To compound matters, I slipped and fell on my ass this past Sunday. Actually, I landed on my hand and banged my knee pretty hard. The knee still works, but my right wrist is still a bit sore. I managed to eek out 300 burpees last night, but with the ABF 10K Mud Run this Saturday, I don’t have a lot of room for another slip-up (pun intended)!

Close But No Cigar

One thing I just won’t do is quit. I’m so close to completing the Challenge that, naturally, falling short would be a disappointment. But, whether or not I complete 5,000 burpees by March 31, the Challenge has been a great success. You see, I’ve learned to recognize that there is no shame in failing. In fact, failing at something is one of the most important things we can do to ultimately succeed…

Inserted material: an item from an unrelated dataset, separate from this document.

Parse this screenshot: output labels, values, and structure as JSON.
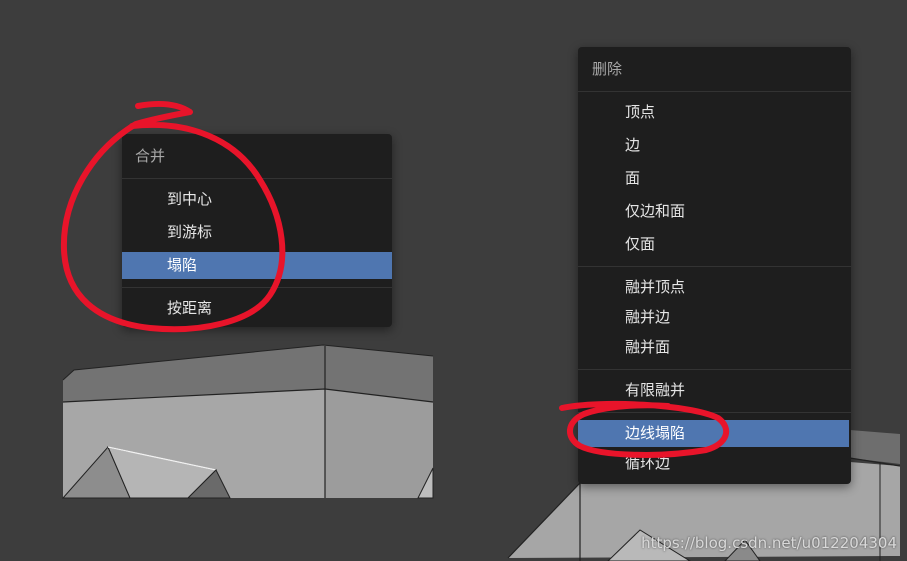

Why Failure Rocks

Many people are good at what they do. But most people didn’t get good by being good all the time; instead, they likely failed several times along the way. You see, failure means that you tried something out-of-the-ordinary, outside your skill-set, or away from your comfort zone. If you failed at something, it means you tried something amazing and fell short. But that rocks!

In weight-lifting, “going to failure” means you perform as many repetitions of a given exercise with a given weight until you just can’t do anymore. In these terms, failure is a benchmark for putting forth an enormous amount of effort and skill in order to test your limits. Once you fail, you then have the opportunity to evaluate your journey, learn from your mistakes, and see how you can adapt or improve so that you can be even more epic the next time around. If you’re not failing, you’re likely not traveling too far out of your comfort zone. That’s when things get stale.

It’s easy to “succeed” when you don’t challenge yourself. Given enough “success,” you might find that you are no longer moving forward, evolving, nor growing. Have you peaked or have you just started to deteriorate?

Do Epic Work!

Hybrid Athlete Joe Vennare likes to use two simple words to motivate: “Do work!” I’d like to add a third: “Do EPIC work!” Do epic work and you are bound to fail. Fail so that you can learn, grow, and reach new limits. If at first you DO succeed, try to FAIL again.